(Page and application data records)
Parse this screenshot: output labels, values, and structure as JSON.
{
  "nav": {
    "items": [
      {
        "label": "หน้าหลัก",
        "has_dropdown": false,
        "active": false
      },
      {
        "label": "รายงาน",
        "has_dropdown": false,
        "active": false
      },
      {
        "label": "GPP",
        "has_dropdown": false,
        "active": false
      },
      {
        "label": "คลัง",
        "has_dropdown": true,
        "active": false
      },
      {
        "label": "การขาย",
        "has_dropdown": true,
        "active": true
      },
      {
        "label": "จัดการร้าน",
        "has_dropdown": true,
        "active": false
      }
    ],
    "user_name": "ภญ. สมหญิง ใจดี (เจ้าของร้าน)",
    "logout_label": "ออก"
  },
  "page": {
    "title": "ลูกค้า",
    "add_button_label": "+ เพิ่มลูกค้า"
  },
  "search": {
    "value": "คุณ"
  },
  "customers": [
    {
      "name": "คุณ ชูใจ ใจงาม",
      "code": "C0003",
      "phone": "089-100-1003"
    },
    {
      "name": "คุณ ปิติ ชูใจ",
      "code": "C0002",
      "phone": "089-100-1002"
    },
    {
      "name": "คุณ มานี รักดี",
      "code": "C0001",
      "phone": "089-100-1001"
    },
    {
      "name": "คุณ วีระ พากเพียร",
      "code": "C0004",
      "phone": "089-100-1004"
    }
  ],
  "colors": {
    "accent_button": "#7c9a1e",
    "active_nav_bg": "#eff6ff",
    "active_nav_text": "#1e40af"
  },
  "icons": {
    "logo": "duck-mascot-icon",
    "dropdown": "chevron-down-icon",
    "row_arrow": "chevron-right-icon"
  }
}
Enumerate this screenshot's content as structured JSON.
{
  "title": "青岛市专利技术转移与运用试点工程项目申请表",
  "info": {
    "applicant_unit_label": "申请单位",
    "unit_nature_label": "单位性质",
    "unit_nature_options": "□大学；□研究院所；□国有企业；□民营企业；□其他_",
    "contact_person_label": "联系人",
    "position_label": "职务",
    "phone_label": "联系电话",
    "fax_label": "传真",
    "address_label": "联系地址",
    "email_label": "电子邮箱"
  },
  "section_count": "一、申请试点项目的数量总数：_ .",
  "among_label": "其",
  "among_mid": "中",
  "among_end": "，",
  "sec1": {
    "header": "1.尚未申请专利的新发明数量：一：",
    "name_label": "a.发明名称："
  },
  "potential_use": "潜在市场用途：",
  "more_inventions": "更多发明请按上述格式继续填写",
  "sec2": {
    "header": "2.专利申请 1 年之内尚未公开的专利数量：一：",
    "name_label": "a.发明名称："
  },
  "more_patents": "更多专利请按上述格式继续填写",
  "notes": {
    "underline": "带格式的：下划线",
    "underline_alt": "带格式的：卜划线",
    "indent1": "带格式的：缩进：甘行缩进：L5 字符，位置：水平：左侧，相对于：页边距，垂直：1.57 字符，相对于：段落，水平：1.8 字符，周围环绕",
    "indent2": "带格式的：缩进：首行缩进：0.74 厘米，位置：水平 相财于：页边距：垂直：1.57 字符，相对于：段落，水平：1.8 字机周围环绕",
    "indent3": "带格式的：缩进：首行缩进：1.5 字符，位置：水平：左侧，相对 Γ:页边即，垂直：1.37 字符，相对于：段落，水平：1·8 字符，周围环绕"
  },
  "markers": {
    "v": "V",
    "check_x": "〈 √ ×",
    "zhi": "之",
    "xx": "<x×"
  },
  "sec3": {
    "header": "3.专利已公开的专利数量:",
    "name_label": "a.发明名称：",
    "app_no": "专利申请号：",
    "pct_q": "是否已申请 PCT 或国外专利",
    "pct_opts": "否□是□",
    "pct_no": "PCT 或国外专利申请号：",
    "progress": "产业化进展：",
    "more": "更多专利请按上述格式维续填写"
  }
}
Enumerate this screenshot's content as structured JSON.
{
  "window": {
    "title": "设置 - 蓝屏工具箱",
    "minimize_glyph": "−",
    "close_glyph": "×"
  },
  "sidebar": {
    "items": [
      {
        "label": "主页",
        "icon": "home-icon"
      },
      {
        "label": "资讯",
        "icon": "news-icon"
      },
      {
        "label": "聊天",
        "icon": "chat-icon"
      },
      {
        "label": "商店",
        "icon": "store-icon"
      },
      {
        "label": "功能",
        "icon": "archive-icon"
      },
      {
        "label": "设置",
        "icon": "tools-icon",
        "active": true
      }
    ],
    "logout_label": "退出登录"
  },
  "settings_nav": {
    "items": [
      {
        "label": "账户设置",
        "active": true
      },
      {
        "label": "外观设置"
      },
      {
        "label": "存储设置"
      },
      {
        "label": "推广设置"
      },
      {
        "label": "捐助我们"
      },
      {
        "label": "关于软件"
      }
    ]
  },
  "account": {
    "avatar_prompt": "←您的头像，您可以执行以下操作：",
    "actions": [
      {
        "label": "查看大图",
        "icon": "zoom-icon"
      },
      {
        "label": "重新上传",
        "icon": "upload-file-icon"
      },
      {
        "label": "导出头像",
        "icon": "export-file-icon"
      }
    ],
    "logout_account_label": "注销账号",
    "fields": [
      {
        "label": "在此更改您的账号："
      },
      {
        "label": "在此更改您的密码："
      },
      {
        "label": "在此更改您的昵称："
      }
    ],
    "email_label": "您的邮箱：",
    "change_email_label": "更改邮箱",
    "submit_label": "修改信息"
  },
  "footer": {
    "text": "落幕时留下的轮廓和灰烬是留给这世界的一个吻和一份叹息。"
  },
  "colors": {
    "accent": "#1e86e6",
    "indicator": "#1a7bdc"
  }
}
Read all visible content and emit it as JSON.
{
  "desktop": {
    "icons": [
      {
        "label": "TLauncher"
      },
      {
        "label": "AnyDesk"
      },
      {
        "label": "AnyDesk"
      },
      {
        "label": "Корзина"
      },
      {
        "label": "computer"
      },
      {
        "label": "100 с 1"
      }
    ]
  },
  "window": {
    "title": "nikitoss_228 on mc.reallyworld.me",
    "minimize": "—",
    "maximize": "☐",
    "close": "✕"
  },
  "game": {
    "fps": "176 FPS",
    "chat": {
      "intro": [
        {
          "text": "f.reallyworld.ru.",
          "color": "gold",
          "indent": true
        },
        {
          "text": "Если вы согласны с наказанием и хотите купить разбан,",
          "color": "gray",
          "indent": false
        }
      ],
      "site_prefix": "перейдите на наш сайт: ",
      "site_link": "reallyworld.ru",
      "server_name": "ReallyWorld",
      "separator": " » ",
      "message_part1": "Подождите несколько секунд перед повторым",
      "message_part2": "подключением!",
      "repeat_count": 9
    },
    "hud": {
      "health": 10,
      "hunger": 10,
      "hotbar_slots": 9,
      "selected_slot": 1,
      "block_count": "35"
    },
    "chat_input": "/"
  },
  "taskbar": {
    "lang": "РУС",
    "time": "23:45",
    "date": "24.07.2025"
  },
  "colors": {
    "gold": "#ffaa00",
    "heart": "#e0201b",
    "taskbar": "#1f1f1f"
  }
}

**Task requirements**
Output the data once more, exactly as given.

**Response to the task**
Parse this screenshot: output labels, values, and structure as JSON.
{
  "nav": {
    "items": [
      {
        "label": "หน้าหลัก",
        "has_dropdown": false,
        "active": false
      },
      {
        "label": "รายงาน",
        "has_dropdown": false,
        "active": false
      },
      {
        "label": "GPP",
        "has_dropdown": false,
        "active": false
      },
      {
        "label": "คลัง",
        "has_dropdown": true,
        "active": false
      },
      {
        "label": "การขาย",
        "has_dropdown": true,
        "active": true
      },
      {
        "label": "จัดการร้าน",
        "has_dropdown": true,
        "active": false
      }
    ],
    "user_name": "ภญ. สมหญิง ใจดี (เจ้าของร้าน)",
    "logout_label": "ออก"
  },
  "page": {
    "title": "ลูกค้า",
    "add_button_label": "+ เพิ่มลูกค้า"
  },
  "search": {
    "value": "คุณ"
  },
  "customers": [
    {
      "name": "คุณ ชูใจ ใจงาม",
      "code": "C0003",
      "phone": "089-100-1003"
    },
    {
      "name": "คุณ ปิติ ชูใจ",
      "code": "C0002",
      "phone": "089-100-1002"
    },
    {
      "name": "คุณ มานี รักดี",
      "code": "C0001",
      "phone": "089-100-1001"
    },
    {
      "name": "คุณ วีระ พากเพียร",
      "code": "C0004",
      "phone": "089-100-1004"
    }
  ],
  "colors": {
    "accent_button": "#7c9a1e",
    "active_nav_bg": "#eff6ff",
    "active_nav_text": "#1e40af"
  },
  "icons": {
    "logo": "duck-mascot-icon",
    "dropdown": "chevron-down-icon",
    "row_arrow": "chevron-right-icon"
  }
}
Enumerate this screenshot's content as structured JSON.
{
  "title": "青岛市专利技术转移与运用试点工程项目申请表",
  "info": {
    "applicant_unit_label": "申请单位",
    "unit_nature_label": "单位性质",
    "unit_nature_options": "□大学；□研究院所；□国有企业；□民营企业；□其他_",
    "contact_person_label": "联系人",
    "position_label": "职务",
    "phone_label": "联系电话",
    "fax_label": "传真",
    "address_label": "联系地址",
    "email_label": "电子邮箱"
  },
  "section_count": "一、申请试点项目的数量总数：_ .",
  "among_label": "其",
  "among_mid": "中",
  "among_end": "，",
  "sec1": {
    "header": "1.尚未申请专利的新发明数量：一：",
    "name_label": "a.发明名称："
  },
  "potential_use": "潜在市场用途：",
  "more_inventions": "更多发明请按上述格式继续填写",
  "sec2": {
    "header": "2.专利申请 1 年之内尚未公开的专利数量：一：",
    "name_label": "a.发明名称："
  },
  "more_patents": "更多专利请按上述格式继续填写",
  "notes": {
    "underline": "带格式的：下划线",
    "underline_alt": "带格式的：卜划线",
    "indent1": "带格式的：缩进：甘行缩进：L5 字符，位置：水平：左侧，相对于：页边距，垂直：1.57 字符，相对于：段落，水平：1.8 字符，周围环绕",
    "indent2": "带格式的：缩进：首行缩进：0.74 厘米，位置：水平 相财于：页边距：垂直：1.57 字符，相对于：段落，水平：1.8 字机周围环绕",
    "indent3": "带格式的：缩进：首行缩进：1.5 字符，位置：水平：左侧，相对 Γ:页边即，垂直：1.37 字符，相对于：段落，水平：1·8 字符，周围环绕"
  },
  "markers": {
    "v": "V",
    "check_x": "〈 √ ×",
    "zhi": "之",
    "xx": "<x×"
  },
  "sec3": {
    "header": "3.专利已公开的专利数量:",
    "name_label": "a.发明名称：",
    "app_no": "专利申请号：",
    "pct_q": "是否已申请 PCT 或国外专利",
    "pct_opts": "否□是□",
    "pct_no": "PCT 或国外专利申请号：",
    "progress": "产业化进展：",
    "more": "更多专利请按上述格式维续填写"
  }
}
Enumerate this screenshot's content as structured JSON.
{
  "window": {
    "title": "设置 - 蓝屏工具箱",
    "minimize_glyph": "−",
    "close_glyph": "×"
  },
  "sidebar": {
    "items": [
      {
        "label": "主页",
        "icon": "home-icon"
      },
      {
        "label": "资讯",
        "icon": "news-icon"
      },
      {
        "label": "聊天",
        "icon": "chat-icon"
      },
      {
        "label": "商店",
        "icon": "store-icon"
      },
      {
        "label": "功能",
        "icon": "archive-icon"
      },
      {
        "label": "设置",
        "icon": "tools-icon",
        "active": true
      }
    ],
    "logout_label": "退出登录"
  },
  "settings_nav": {
    "items": [
      {
        "label": "账户设置",
        "active": true
      },
      {
        "label": "外观设置"
      },
      {
        "label": "存储设置"
      },
      {
        "label": "推广设置"
      },
      {
        "label": "捐助我们"
      },
      {
        "label": "关于软件"
      }
    ]
  },
  "account": {
    "avatar_prompt": "←您的头像，您可以执行以下操作：",
    "actions": [
      {
        "label": "查看大图",
        "icon": "zoom-icon"
      },
      {
        "label": "重新上传",
        "icon": "upload-file-icon"
      },
      {
        "label": "导出头像",
        "icon": "export-file-icon"
      }
    ],
    "logout_account_label": "注销账号",
    "fields": [
      {
        "label": "在此更改您的账号："
      },
      {
        "label": "在此更改您的密码："
      },
      {
        "label": "在此更改您的昵称："
      }
    ],
    "email_label": "您的邮箱：",
    "change_email_label": "更改邮箱",
    "submit_label": "修改信息"
  },
  "footer": {
    "text": "落幕时留下的轮廓和灰烬是留给这世界的一个吻和一份叹息。"
  },
  "colors": {
    "accent": "#1e86e6",
    "indicator": "#1a7bdc"
  }
}
Read all visible content and emit it as JSON.
{
  "desktop": {
    "icons": [
      {
        "label": "TLauncher"
      },
      {
        "label": "AnyDesk"
      },
      {
        "label": "AnyDesk"
      },
      {
        "label": "Корзина"
      },
      {
        "label": "computer"
      },
      {
        "label": "100 с 1"
      }
    ]
  },
  "window": {
    "title": "nikitoss_228 on mc.reallyworld.me",
    "minimize": "—",
    "maximize": "☐",
    "close": "✕"
  },
  "game": {
    "fps": "176 FPS",
    "chat": {
      "intro": [
        {
          "text": "f.reallyworld.ru.",
          "color": "gold",
          "indent": true
        },
        {
          "text": "Если вы согласны с наказанием и хотите купить разбан,",
          "color": "gray",
          "indent": false
        }
      ],
      "site_prefix": "перейдите на наш сайт: ",
      "site_link": "reallyworld.ru",
      "server_name": "ReallyWorld",
      "separator": " » ",
      "message_part1": "Подождите несколько секунд перед повторым",
      "message_part2": "подключением!",
      "repeat_count": 9
    },
    "hud": {
      "health": 10,
      "hunger": 10,
      "hotbar_slots": 9,
      "selected_slot": 1,
      "block_count": "35"
    },
    "chat_input": "/"
  },
  "taskbar": {
    "lang": "РУС",
    "time": "23:45",
    "date": "24.07.2025"
  },
  "colors": {
    "gold": "#ffaa00",
    "heart": "#e0201b",
    "taskbar": "#1f1f1f"
  }
}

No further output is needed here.